* Information:

Content starts

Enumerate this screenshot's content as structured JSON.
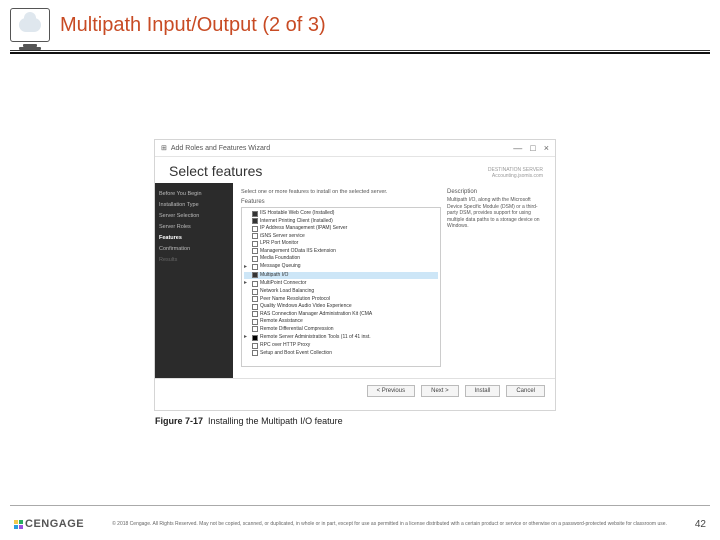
{
  "header": {
    "title": "Multipath Input/Output (2 of 3)"
  },
  "wizard": {
    "window_title": "Add Roles and Features Wizard",
    "controls": {
      "min": "—",
      "max": "□",
      "close": "×"
    },
    "heading": "Select features",
    "destination_label": "DESTINATION SERVER",
    "destination_value": "Accounting.jsomis.com",
    "sidebar": [
      {
        "label": "Before You Begin",
        "state": "normal"
      },
      {
        "label": "Installation Type",
        "state": "normal"
      },
      {
        "label": "Server Selection",
        "state": "normal"
      },
      {
        "label": "Server Roles",
        "state": "normal"
      },
      {
        "label": "Features",
        "state": "sel"
      },
      {
        "label": "Confirmation",
        "state": "normal"
      },
      {
        "label": "Results",
        "state": "dis"
      }
    ],
    "instruction": "Select one or more features to install on the selected server.",
    "features_label": "Features",
    "features": [
      {
        "cb": "chk",
        "txt": "IIS Hostable Web Core (Installed)"
      },
      {
        "cb": "chk",
        "txt": "Internet Printing Client (Installed)"
      },
      {
        "cb": "",
        "txt": "IP Address Management (IPAM) Server"
      },
      {
        "cb": "",
        "txt": "iSNS Server service"
      },
      {
        "cb": "",
        "txt": "LPR Port Monitor"
      },
      {
        "cb": "",
        "txt": "Management OData IIS Extension"
      },
      {
        "cb": "",
        "txt": "Media Foundation"
      },
      {
        "cb": "",
        "txt": "Message Queuing",
        "tri": "▸"
      },
      {
        "cb": "chk",
        "txt": "Multipath I/O",
        "hl": true
      },
      {
        "cb": "",
        "txt": "MultiPoint Connector",
        "tri": "▸"
      },
      {
        "cb": "",
        "txt": "Network Load Balancing"
      },
      {
        "cb": "",
        "txt": "Peer Name Resolution Protocol"
      },
      {
        "cb": "",
        "txt": "Quality Windows Audio Video Experience"
      },
      {
        "cb": "",
        "txt": "RAS Connection Manager Administration Kit (CMA"
      },
      {
        "cb": "",
        "txt": "Remote Assistance"
      },
      {
        "cb": "",
        "txt": "Remote Differential Compression"
      },
      {
        "cb": "fill",
        "txt": "Remote Server Administration Tools (11 of 41 inst.",
        "tri": "▸"
      },
      {
        "cb": "",
        "txt": "RPC over HTTP Proxy"
      },
      {
        "cb": "",
        "txt": "Setup and Boot Event Collection"
      }
    ],
    "description_label": "Description",
    "description_text": "Multipath I/O, along with the Microsoft Device Specific Module (DSM) or a third-party DSM, provides support for using multiple data paths to a storage device on Windows.",
    "buttons": {
      "previous": "< Previous",
      "next": "Next >",
      "install": "Install",
      "cancel": "Cancel"
    }
  },
  "figure_caption": {
    "label": "Figure 7-17",
    "text": "Installing the Multipath I/O feature"
  },
  "footer": {
    "brand": "CENGAGE",
    "copyright": "© 2018 Cengage. All Rights Reserved. May not be copied, scanned, or duplicated, in whole or in part, except for use as permitted in a license distributed with a certain product or service or otherwise on a password-protected website for classroom use.",
    "page": "42"
  }
}
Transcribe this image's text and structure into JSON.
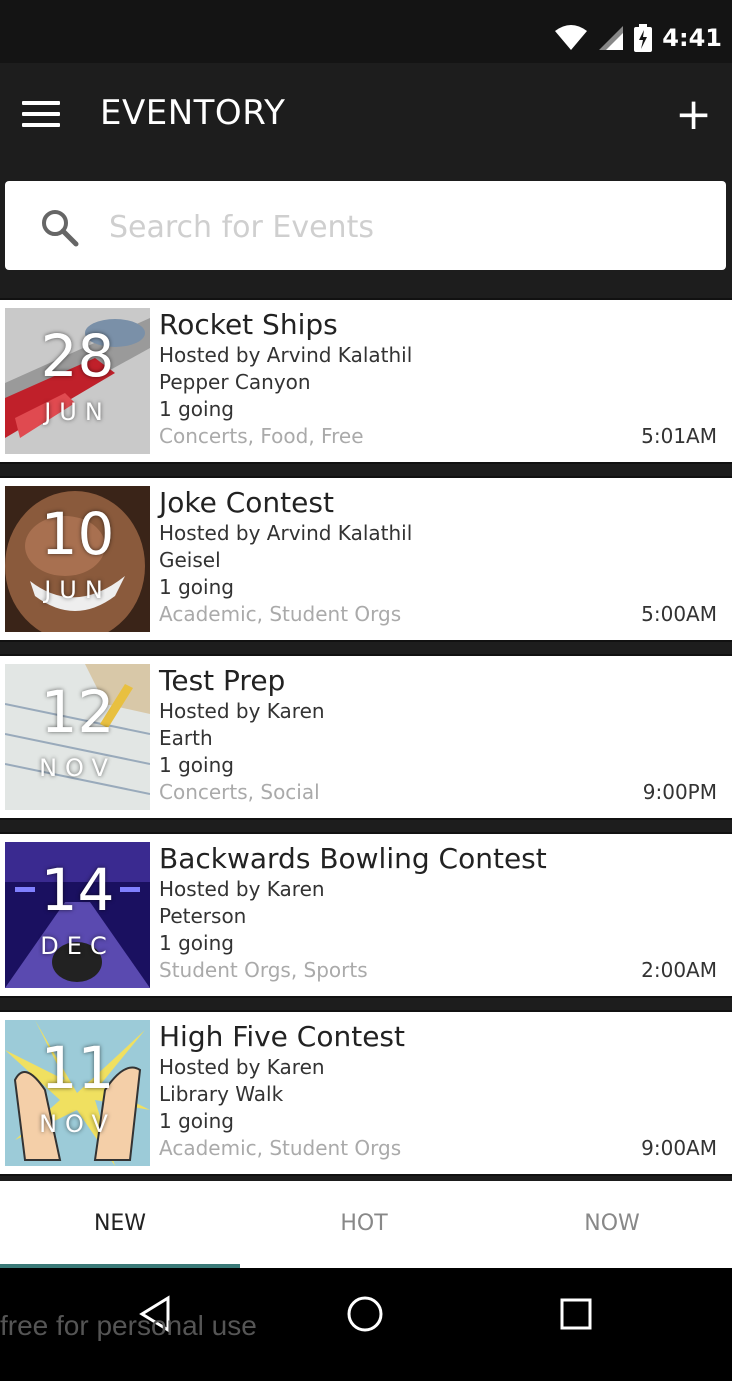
{
  "status_bar": {
    "time": "4:41"
  },
  "app_bar": {
    "title": "EVENTORY"
  },
  "search": {
    "placeholder": "Search for Events"
  },
  "events": [
    {
      "day": "28",
      "month": "JUN",
      "name": "Rocket Ships",
      "host": "Hosted by Arvind Kalathil",
      "location": "Pepper Canyon",
      "going": "1 going",
      "tags": "Concerts, Food, Free",
      "time": "5:01AM"
    },
    {
      "day": "10",
      "month": "JUN",
      "name": "Joke Contest",
      "host": "Hosted by Arvind Kalathil",
      "location": "Geisel",
      "going": "1 going",
      "tags": "Academic, Student Orgs",
      "time": "5:00AM"
    },
    {
      "day": "12",
      "month": "NOV",
      "name": "Test Prep",
      "host": "Hosted by Karen",
      "location": "Earth",
      "going": "1 going",
      "tags": "Concerts, Social",
      "time": "9:00PM"
    },
    {
      "day": "14",
      "month": "DEC",
      "name": "Backwards Bowling Contest",
      "host": "Hosted by Karen",
      "location": "Peterson",
      "going": "1 going",
      "tags": "Student Orgs, Sports",
      "time": "2:00AM"
    },
    {
      "day": "11",
      "month": "NOV",
      "name": "High Five Contest",
      "host": "Hosted by Karen",
      "location": "Library Walk",
      "going": "1 going",
      "tags": "Academic, Student Orgs",
      "time": "9:00AM"
    }
  ],
  "tabs": {
    "new": "NEW",
    "hot": "HOT",
    "now": "NOW",
    "selected": "NEW"
  },
  "watermark": "free for personal use"
}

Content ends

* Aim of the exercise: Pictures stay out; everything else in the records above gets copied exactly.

* Response area:
Enumerate this screenshot's content as structured JSON.
{
  "header": {
    "title": "Multipath Input/Output (2 of 3)"
  },
  "wizard": {
    "window_title": "Add Roles and Features Wizard",
    "controls": {
      "min": "—",
      "max": "□",
      "close": "×"
    },
    "heading": "Select features",
    "destination_label": "DESTINATION SERVER",
    "destination_value": "Accounting.jsomis.com",
    "sidebar": [
      {
        "label": "Before You Begin",
        "state": "normal"
      },
      {
        "label": "Installation Type",
        "state": "normal"
      },
      {
        "label": "Server Selection",
        "state": "normal"
      },
      {
        "label": "Server Roles",
        "state": "normal"
      },
      {
        "label": "Features",
        "state": "sel"
      },
      {
        "label": "Confirmation",
        "state": "normal"
      },
      {
        "label": "Results",
        "state": "dis"
      }
    ],
    "instruction": "Select one or more features to install on the selected server.",
    "features_label": "Features",
    "features": [
      {
        "cb": "chk",
        "txt": "IIS Hostable Web Core (Installed)"
      },
      {
        "cb": "chk",
        "txt": "Internet Printing Client (Installed)"
      },
      {
        "cb": "",
        "txt": "IP Address Management (IPAM) Server"
      },
      {
        "cb": "",
        "txt": "iSNS Server service"
      },
      {
        "cb": "",
        "txt": "LPR Port Monitor"
      },
      {
        "cb": "",
        "txt": "Management OData IIS Extension"
      },
      {
        "cb": "",
        "txt": "Media Foundation"
      },
      {
        "cb": "",
        "txt": "Message Queuing",
        "tri": "▸"
      },
      {
        "cb": "chk",
        "txt": "Multipath I/O",
        "hl": true
      },
      {
        "cb": "",
        "txt": "MultiPoint Connector",
        "tri": "▸"
      },
      {
        "cb": "",
        "txt": "Network Load Balancing"
      },
      {
        "cb": "",
        "txt": "Peer Name Resolution Protocol"
      },
      {
        "cb": "",
        "txt": "Quality Windows Audio Video Experience"
      },
      {
        "cb": "",
        "txt": "RAS Connection Manager Administration Kit (CMA"
      },
      {
        "cb": "",
        "txt": "Remote Assistance"
      },
      {
        "cb": "",
        "txt": "Remote Differential Compression"
      },
      {
        "cb": "fill",
        "txt": "Remote Server Administration Tools (11 of 41 inst.",
        "tri": "▸"
      },
      {
        "cb": "",
        "txt": "RPC over HTTP Proxy"
      },
      {
        "cb": "",
        "txt": "Setup and Boot Event Collection"
      }
    ],
    "description_label": "Description",
    "description_text": "Multipath I/O, along with the Microsoft Device Specific Module (DSM) or a third-party DSM, provides support for using multiple data paths to a storage device on Windows.",
    "buttons": {
      "previous": "< Previous",
      "next": "Next >",
      "install": "Install",
      "cancel": "Cancel"
    }
  },
  "figure_caption": {
    "label": "Figure 7-17",
    "text": "Installing the Multipath I/O feature"
  },
  "footer": {
    "brand": "CENGAGE",
    "copyright": "© 2018 Cengage. All Rights Reserved. May not be copied, scanned, or duplicated, in whole or in part, except for use as permitted in a license distributed with a certain product or service or otherwise on a password-protected website for classroom use.",
    "page": "42"
  }
}
Transcribe this image's text and structure into JSON.
{
  "status_bar": {
    "time": "4:41"
  },
  "app_bar": {
    "title": "EVENTORY"
  },
  "search": {
    "placeholder": "Search for Events"
  },
  "events": [
    {
      "day": "28",
      "month": "JUN",
      "name": "Rocket Ships",
      "host": "Hosted by Arvind Kalathil",
      "location": "Pepper Canyon",
      "going": "1 going",
      "tags": "Concerts, Food, Free",
      "time": "5:01AM"
    },
    {
      "day": "10",
      "month": "JUN",
      "name": "Joke Contest",
      "host": "Hosted by Arvind Kalathil",
      "location": "Geisel",
      "going": "1 going",
      "tags": "Academic, Student Orgs",
      "time": "5:00AM"
    },
    {
      "day": "12",
      "month": "NOV",
      "name": "Test Prep",
      "host": "Hosted by Karen",
      "location": "Earth",
      "going": "1 going",
      "tags": "Concerts, Social",
      "time": "9:00PM"
    },
    {
      "day": "14",
      "month": "DEC",
      "name": "Backwards Bowling Contest",
      "host": "Hosted by Karen",
      "location": "Peterson",
      "going": "1 going",
      "tags": "Student Orgs, Sports",
      "time": "2:00AM"
    },
    {
      "day": "11",
      "month": "NOV",
      "name": "High Five Contest",
      "host": "Hosted by Karen",
      "location": "Library Walk",
      "going": "1 going",
      "tags": "Academic, Student Orgs",
      "time": "9:00AM"
    }
  ],
  "tabs": {
    "new": "NEW",
    "hot": "HOT",
    "now": "NOW",
    "selected": "NEW"
  },
  "watermark": "free for personal use"
}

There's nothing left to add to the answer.